David L. Beck
We mourn the loss of an extraordinary artist and friend on October 23, to lung cancer. David lived in Manhattan after his graduation from Carnegie Mellon University (1976), but spent the last 30-some years in San Francisco. His earlier work tended towards boxes whose interiors contained puns, surreal scenarios and characters animated by handmade pullies and crankshafts. Larger constructions included full-scale beasts whose bellies displayed vitrines of similarly curious mise-en-scene. Later work became increasingly large, architectural and intricate: “Movie Palace” and “MVSEVM” belong to the Smithsonian Museum of American Art, others are in private collections. The obsessive craftsmanship of Beck’s work includes handcrafted moving parts, illuminations, hidden elements and working musical instruments. Recent pieces draw from (and add to) the natural world with the invention of insects, mammals, and aquatic creatures of organic beauty whose exposed and precisely-wrought mechanisms create a parallel work of aesthetic enchantment. The charmingly inelegant Dodo bird served David as a lifelong muse.

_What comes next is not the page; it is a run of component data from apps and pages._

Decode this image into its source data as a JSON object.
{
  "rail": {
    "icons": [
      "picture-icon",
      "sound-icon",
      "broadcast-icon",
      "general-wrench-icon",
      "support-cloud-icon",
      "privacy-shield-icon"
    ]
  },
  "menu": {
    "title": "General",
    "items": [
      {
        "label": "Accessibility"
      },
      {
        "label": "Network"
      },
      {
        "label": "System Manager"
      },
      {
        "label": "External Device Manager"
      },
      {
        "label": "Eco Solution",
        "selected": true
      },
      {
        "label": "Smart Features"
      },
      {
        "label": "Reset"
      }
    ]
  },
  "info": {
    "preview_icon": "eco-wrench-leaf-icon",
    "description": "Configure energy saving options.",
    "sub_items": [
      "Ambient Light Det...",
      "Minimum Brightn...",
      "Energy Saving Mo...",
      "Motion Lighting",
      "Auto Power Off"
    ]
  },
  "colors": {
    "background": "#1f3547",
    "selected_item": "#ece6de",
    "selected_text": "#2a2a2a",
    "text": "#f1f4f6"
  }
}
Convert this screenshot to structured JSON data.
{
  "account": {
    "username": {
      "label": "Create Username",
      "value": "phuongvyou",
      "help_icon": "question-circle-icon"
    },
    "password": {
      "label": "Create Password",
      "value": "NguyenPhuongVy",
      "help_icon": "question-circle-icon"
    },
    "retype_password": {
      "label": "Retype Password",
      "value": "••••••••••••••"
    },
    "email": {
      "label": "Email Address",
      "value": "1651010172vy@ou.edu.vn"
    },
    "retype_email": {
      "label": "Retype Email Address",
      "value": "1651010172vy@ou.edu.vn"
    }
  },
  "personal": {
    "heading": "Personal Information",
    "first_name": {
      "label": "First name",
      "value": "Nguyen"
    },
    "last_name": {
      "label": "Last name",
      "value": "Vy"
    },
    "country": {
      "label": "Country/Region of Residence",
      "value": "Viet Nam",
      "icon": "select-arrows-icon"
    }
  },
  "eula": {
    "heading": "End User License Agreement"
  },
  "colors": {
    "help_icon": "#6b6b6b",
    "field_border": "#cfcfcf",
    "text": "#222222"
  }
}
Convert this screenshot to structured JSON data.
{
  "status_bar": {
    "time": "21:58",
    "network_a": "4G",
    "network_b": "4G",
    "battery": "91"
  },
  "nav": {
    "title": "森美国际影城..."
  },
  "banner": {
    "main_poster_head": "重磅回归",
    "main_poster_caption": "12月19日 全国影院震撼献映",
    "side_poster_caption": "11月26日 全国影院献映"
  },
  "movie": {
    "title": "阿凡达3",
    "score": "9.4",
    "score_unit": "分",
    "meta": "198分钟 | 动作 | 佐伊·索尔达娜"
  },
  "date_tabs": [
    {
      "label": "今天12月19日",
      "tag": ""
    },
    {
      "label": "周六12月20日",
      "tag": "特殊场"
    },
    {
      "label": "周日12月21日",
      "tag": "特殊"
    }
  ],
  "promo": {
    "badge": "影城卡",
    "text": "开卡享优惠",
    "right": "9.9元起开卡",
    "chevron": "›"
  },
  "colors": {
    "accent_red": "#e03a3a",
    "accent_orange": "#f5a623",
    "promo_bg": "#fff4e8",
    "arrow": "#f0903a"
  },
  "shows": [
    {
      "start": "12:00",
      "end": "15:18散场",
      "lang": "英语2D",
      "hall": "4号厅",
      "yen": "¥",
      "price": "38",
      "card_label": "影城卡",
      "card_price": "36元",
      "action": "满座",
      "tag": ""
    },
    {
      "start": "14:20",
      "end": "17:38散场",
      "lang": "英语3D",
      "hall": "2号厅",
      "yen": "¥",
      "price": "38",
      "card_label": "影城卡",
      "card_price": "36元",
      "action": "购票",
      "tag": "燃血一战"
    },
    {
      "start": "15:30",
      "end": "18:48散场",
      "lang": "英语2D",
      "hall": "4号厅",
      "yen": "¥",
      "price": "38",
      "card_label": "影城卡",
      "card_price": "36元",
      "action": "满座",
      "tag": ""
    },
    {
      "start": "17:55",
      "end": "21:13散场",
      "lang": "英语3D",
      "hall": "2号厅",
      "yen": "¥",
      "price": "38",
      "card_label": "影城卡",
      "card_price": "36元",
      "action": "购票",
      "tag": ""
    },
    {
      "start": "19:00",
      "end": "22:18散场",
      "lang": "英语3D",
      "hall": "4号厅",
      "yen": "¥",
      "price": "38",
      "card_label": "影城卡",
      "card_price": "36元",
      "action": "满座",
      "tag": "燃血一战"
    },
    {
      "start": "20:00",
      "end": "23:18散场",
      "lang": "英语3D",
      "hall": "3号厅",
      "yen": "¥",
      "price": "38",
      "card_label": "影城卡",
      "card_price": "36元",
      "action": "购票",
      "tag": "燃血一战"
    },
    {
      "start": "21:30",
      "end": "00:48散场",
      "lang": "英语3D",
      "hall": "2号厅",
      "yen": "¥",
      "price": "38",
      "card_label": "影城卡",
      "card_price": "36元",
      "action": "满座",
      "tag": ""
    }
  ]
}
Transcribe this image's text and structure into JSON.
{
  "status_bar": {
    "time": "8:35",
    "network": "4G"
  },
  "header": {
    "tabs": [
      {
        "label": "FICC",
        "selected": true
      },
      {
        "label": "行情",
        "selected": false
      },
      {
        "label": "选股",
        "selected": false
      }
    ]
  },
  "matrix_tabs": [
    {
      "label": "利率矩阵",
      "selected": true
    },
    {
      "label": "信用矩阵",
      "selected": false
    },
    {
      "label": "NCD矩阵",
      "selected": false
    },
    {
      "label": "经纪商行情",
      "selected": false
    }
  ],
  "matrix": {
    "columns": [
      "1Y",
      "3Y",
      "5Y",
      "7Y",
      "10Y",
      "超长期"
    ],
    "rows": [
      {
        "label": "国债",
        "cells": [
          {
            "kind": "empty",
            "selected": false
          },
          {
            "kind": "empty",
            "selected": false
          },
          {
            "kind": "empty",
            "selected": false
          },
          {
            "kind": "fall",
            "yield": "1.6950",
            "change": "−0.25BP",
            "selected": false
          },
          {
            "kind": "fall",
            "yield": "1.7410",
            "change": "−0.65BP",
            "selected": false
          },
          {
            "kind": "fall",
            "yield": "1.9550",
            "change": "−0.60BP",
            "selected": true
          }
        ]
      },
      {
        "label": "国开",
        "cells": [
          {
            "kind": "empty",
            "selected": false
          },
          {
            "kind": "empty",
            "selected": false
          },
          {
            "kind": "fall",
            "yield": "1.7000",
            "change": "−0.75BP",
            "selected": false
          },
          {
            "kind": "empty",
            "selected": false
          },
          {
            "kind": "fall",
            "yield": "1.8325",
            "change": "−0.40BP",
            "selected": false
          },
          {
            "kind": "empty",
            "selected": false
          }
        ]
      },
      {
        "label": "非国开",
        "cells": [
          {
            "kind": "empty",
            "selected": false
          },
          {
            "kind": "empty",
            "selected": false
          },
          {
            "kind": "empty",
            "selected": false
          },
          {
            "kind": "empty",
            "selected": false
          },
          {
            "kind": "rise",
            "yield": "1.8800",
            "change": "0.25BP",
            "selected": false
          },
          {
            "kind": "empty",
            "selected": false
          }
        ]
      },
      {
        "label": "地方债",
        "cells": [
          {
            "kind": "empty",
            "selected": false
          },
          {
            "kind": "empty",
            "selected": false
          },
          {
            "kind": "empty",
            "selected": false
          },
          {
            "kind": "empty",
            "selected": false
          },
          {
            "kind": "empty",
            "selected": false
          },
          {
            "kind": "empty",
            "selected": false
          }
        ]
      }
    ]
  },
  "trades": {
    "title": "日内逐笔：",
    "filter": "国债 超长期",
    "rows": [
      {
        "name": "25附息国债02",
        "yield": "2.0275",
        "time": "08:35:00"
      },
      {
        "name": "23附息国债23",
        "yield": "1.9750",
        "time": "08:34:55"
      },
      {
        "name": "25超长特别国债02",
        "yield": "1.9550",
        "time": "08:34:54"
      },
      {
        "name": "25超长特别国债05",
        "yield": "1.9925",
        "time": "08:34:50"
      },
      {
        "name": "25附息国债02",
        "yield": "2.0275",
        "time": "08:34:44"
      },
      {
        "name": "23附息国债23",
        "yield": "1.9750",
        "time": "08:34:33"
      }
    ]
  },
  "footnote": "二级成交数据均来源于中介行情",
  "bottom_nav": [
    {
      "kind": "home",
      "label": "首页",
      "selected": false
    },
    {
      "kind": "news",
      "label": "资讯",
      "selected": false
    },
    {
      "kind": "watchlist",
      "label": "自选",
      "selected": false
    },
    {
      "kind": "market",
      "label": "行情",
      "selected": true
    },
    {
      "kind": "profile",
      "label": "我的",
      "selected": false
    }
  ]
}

David played saxophone and composed with the bassist, Bill Noertker, as The Melanchoholics. David was a unique personality: understated, charming, reserved, watchful and un- endingly curious; erudite yet drawn towards the naive; he was a sly joke-teller with a bone-dry sense of humor, a bane to tele-marketers, an avid flea market shopper and an incredibly warm and caring friend. He leaves a girlfriend, Sidney Russell and her family, a birth family, a chosen family, and a brilliant constellation of devoted friends somehow lucky or deserving enough to have earned his friendship, feeling bereft of him already. Photo credit to Marie Chao.